§ What to work on
Reproduce the listing that follows word for word, without its pictures.

§ Source information
■ ■ ■

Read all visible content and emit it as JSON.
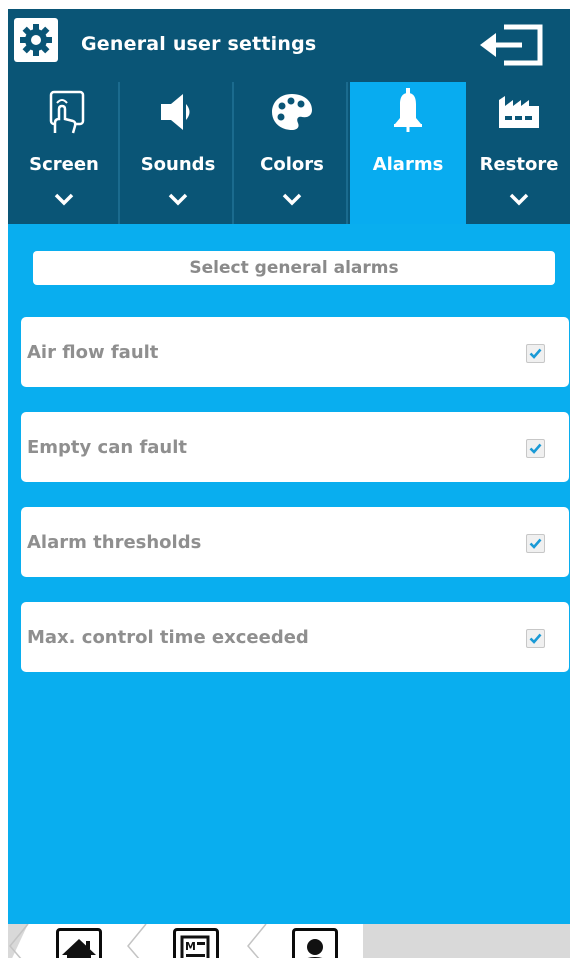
{
  "header": {
    "title": "General user settings",
    "settings_icon": "gear-icon",
    "exit_icon": "logout-arrow-icon"
  },
  "tabs": [
    {
      "label": "Screen",
      "icon": "touch-screen-icon",
      "active": false
    },
    {
      "label": "Sounds",
      "icon": "speaker-icon",
      "active": false
    },
    {
      "label": "Colors",
      "icon": "palette-icon",
      "active": false
    },
    {
      "label": "Alarms",
      "icon": "bell-icon",
      "active": true
    },
    {
      "label": "Restore",
      "icon": "factory-icon",
      "active": false
    }
  ],
  "main": {
    "section_title": "Select general alarms",
    "alarms": [
      {
        "label": "Air flow fault",
        "checked": true
      },
      {
        "label": "Empty can fault",
        "checked": true
      },
      {
        "label": "Alarm thresholds",
        "checked": true
      },
      {
        "label": "Max. control time exceeded",
        "checked": true
      }
    ]
  },
  "bottom_nav": [
    {
      "icon": "home-icon"
    },
    {
      "icon": "menu-document-icon"
    },
    {
      "icon": "user-icon"
    }
  ],
  "colors": {
    "header_bg": "#0a5576",
    "accent": "#09aeef",
    "check_color": "#1a9ad6"
  }
}
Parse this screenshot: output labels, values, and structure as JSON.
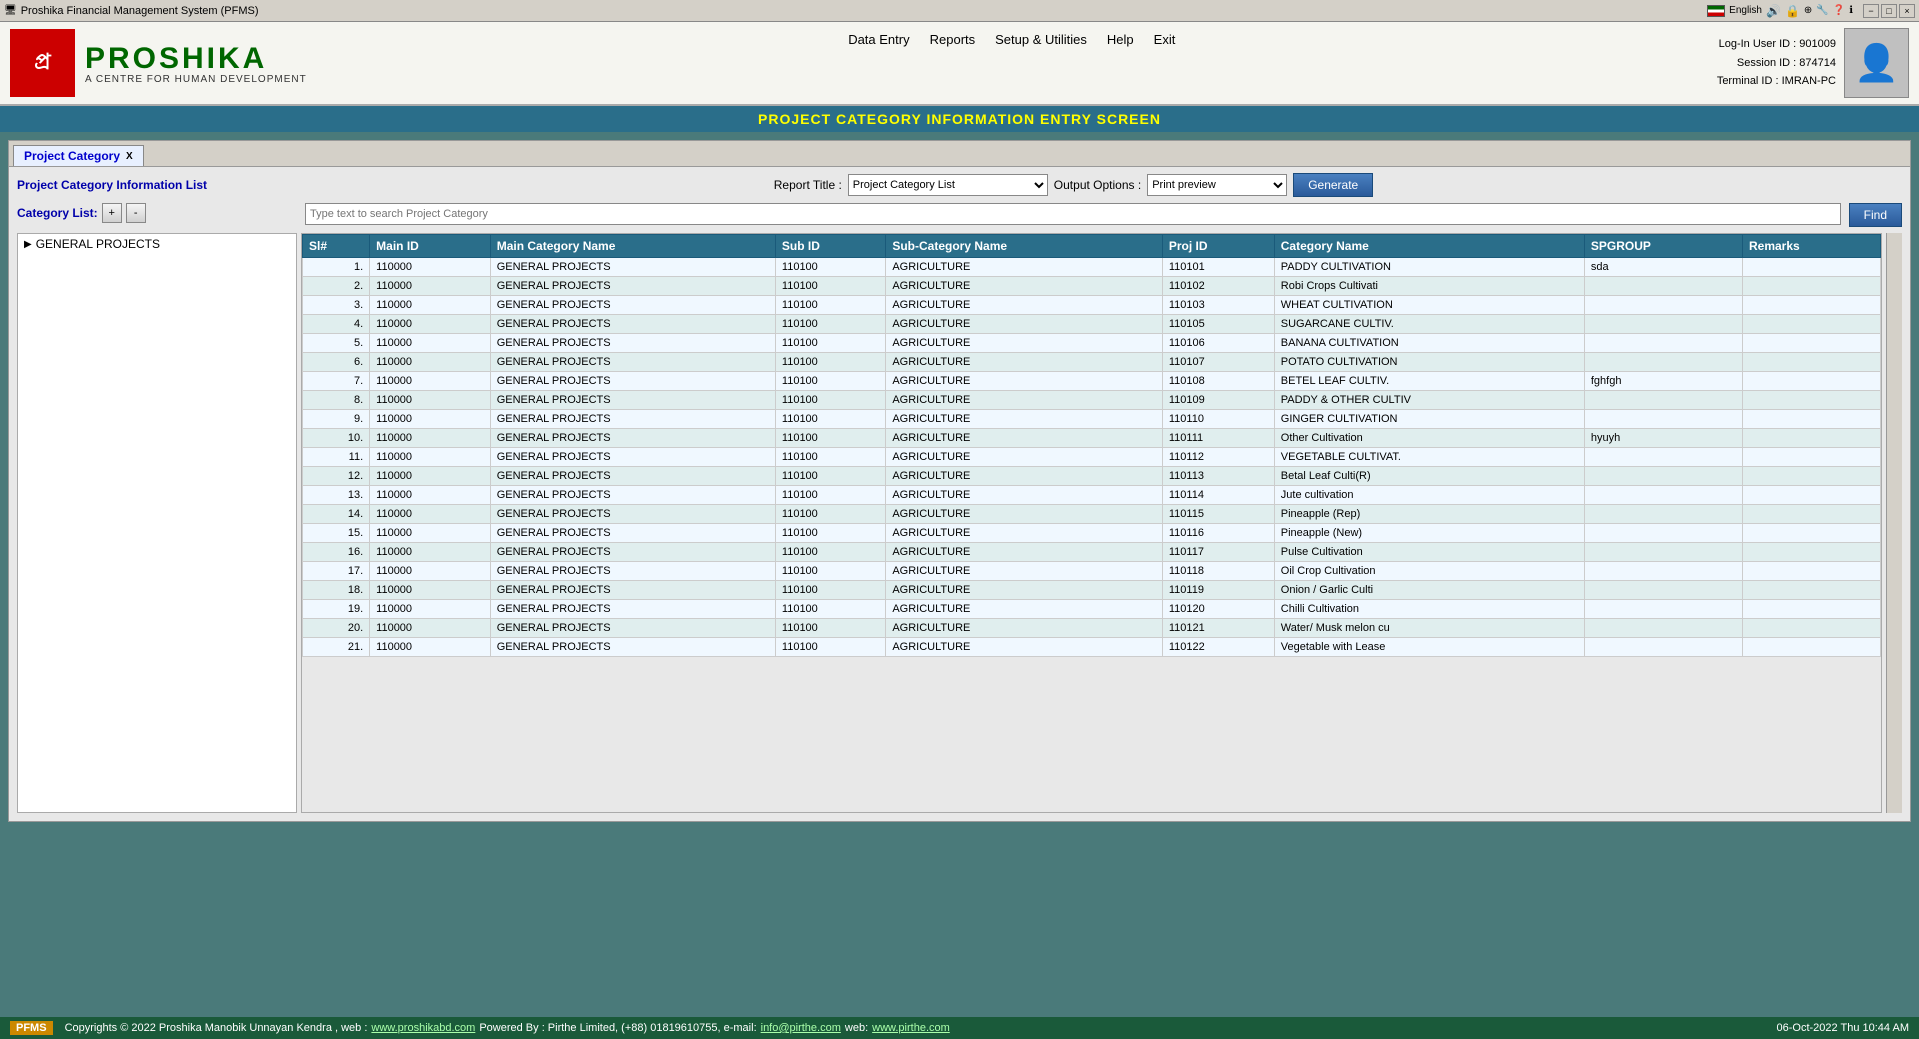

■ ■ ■

§ Task answer
Read all visible content and emit it as JSON.
{
  "header": {
    "title": "General user settings",
    "settings_icon": "gear-icon",
    "exit_icon": "logout-arrow-icon"
  },
  "tabs": [
    {
      "label": "Screen",
      "icon": "touch-screen-icon",
      "active": false
    },
    {
      "label": "Sounds",
      "icon": "speaker-icon",
      "active": false
    },
    {
      "label": "Colors",
      "icon": "palette-icon",
      "active": false
    },
    {
      "label": "Alarms",
      "icon": "bell-icon",
      "active": true
    },
    {
      "label": "Restore",
      "icon": "factory-icon",
      "active": false
    }
  ],
  "main": {
    "section_title": "Select general alarms",
    "alarms": [
      {
        "label": "Air flow fault",
        "checked": true
      },
      {
        "label": "Empty can fault",
        "checked": true
      },
      {
        "label": "Alarm thresholds",
        "checked": true
      },
      {
        "label": "Max. control time exceeded",
        "checked": true
      }
    ]
  },
  "bottom_nav": [
    {
      "icon": "home-icon"
    },
    {
      "icon": "menu-document-icon"
    },
    {
      "icon": "user-icon"
    }
  ],
  "colors": {
    "header_bg": "#0a5576",
    "accent": "#09aeef",
    "check_color": "#1a9ad6"
  }
}
Parse this screenshot: output labels, values, and structure as JSON.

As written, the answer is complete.